→ **WORK TASK**
Your output must reproduce all the records below precisely and contain no pictures.

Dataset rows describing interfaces

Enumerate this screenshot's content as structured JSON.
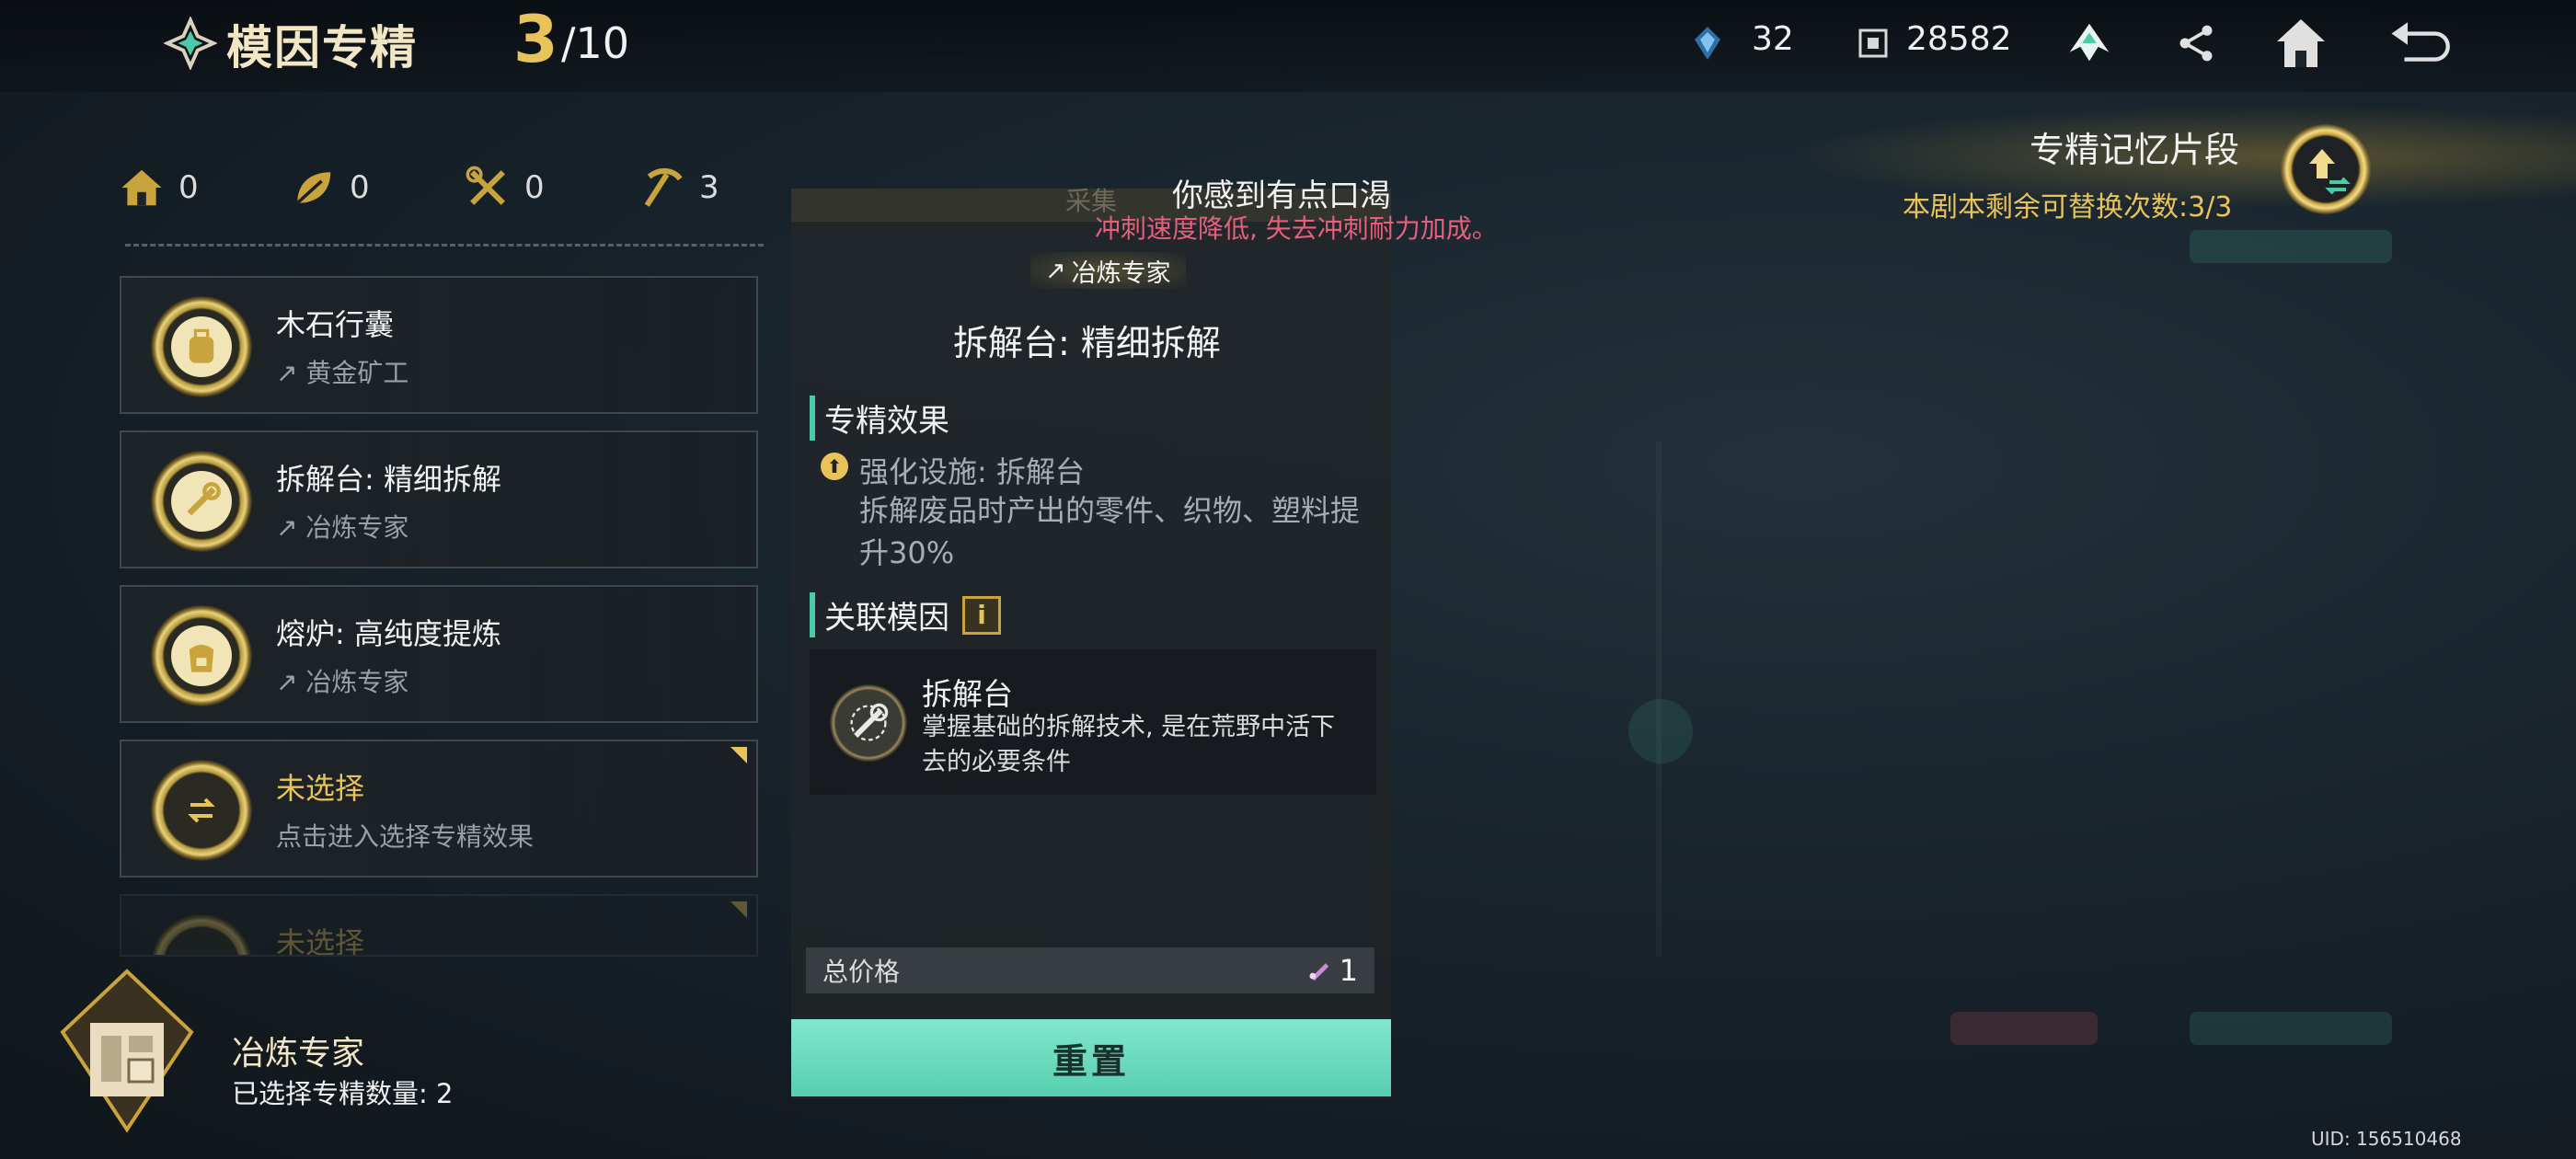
{
  "header": {
    "title": "模因专精",
    "count_current": "3",
    "count_max": "/10",
    "resource1_value": "32",
    "resource2_value": "28582",
    "icons": [
      "meme-logo-icon",
      "crystal-icon",
      "chip-icon",
      "faction-icon",
      "share-icon",
      "home-icon",
      "back-icon"
    ]
  },
  "stats": [
    {
      "icon": "house-icon",
      "value": "0"
    },
    {
      "icon": "leaf-icon",
      "value": "0"
    },
    {
      "icon": "tools-icon",
      "value": "0"
    },
    {
      "icon": "pickaxe-icon",
      "value": "3"
    }
  ],
  "items": [
    {
      "name": "木石行囊",
      "sub": "黄金矿工",
      "icon": "backpack-icon"
    },
    {
      "name": "拆解台: 精细拆解",
      "sub": "冶炼专家",
      "icon": "wrench-icon"
    },
    {
      "name": "熔炉: 高纯度提炼",
      "sub": "冶炼专家",
      "icon": "furnace-icon"
    },
    {
      "name": "未选择",
      "sub": "点击进入选择专精效果",
      "icon": "swap-icon"
    },
    {
      "name": "未选择",
      "sub": "",
      "icon": "swap-icon"
    }
  ],
  "profile": {
    "name": "冶炼专家",
    "count_text": "已选择专精数量: 2"
  },
  "detail": {
    "strip_label": "采集",
    "status_title": "你感到有点口渴",
    "status_sub": "冲刺速度降低, 失去冲刺耐力加成。",
    "path_tag": "冶炼专家",
    "name": "拆解台: 精细拆解",
    "effect_heading": "专精效果",
    "effect_title": "强化设施: 拆解台",
    "effect_desc": "拆解废品时产出的零件、织物、塑料提升30%",
    "gene_heading": "关联模因",
    "gene_name": "拆解台",
    "gene_desc": "掌握基础的拆解技术, 是在荒野中活下去的必要条件",
    "price_label": "总价格",
    "price_value": "1",
    "reset_label": "重置"
  },
  "memory": {
    "title": "专精记忆片段",
    "sub": "本剧本剩余可替换次数:3/3"
  },
  "uid": "UID: 156510468",
  "colors": {
    "gold": "#e7c35a",
    "teal": "#57cfb0",
    "warning_pink": "#e6607c"
  }
}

→ **SOLUTION FOR THIS PROBLEM**
Enumerate this screenshot's content as structured JSON.
{
  "header": {
    "title": "模因专精",
    "count_current": "3",
    "count_max": "/10",
    "resource1_value": "32",
    "resource2_value": "28582",
    "icons": [
      "meme-logo-icon",
      "crystal-icon",
      "chip-icon",
      "faction-icon",
      "share-icon",
      "home-icon",
      "back-icon"
    ]
  },
  "stats": [
    {
      "icon": "house-icon",
      "value": "0"
    },
    {
      "icon": "leaf-icon",
      "value": "0"
    },
    {
      "icon": "tools-icon",
      "value": "0"
    },
    {
      "icon": "pickaxe-icon",
      "value": "3"
    }
  ],
  "items": [
    {
      "name": "木石行囊",
      "sub": "黄金矿工",
      "icon": "backpack-icon"
    },
    {
      "name": "拆解台: 精细拆解",
      "sub": "冶炼专家",
      "icon": "wrench-icon"
    },
    {
      "name": "熔炉: 高纯度提炼",
      "sub": "冶炼专家",
      "icon": "furnace-icon"
    },
    {
      "name": "未选择",
      "sub": "点击进入选择专精效果",
      "icon": "swap-icon"
    },
    {
      "name": "未选择",
      "sub": "",
      "icon": "swap-icon"
    }
  ],
  "profile": {
    "name": "冶炼专家",
    "count_text": "已选择专精数量: 2"
  },
  "detail": {
    "strip_label": "采集",
    "status_title": "你感到有点口渴",
    "status_sub": "冲刺速度降低, 失去冲刺耐力加成。",
    "path_tag": "冶炼专家",
    "name": "拆解台: 精细拆解",
    "effect_heading": "专精效果",
    "effect_title": "强化设施: 拆解台",
    "effect_desc": "拆解废品时产出的零件、织物、塑料提升30%",
    "gene_heading": "关联模因",
    "gene_name": "拆解台",
    "gene_desc": "掌握基础的拆解技术, 是在荒野中活下去的必要条件",
    "price_label": "总价格",
    "price_value": "1",
    "reset_label": "重置"
  },
  "memory": {
    "title": "专精记忆片段",
    "sub": "本剧本剩余可替换次数:3/3"
  },
  "uid": "UID: 156510468",
  "colors": {
    "gold": "#e7c35a",
    "teal": "#57cfb0",
    "warning_pink": "#e6607c"
  }
}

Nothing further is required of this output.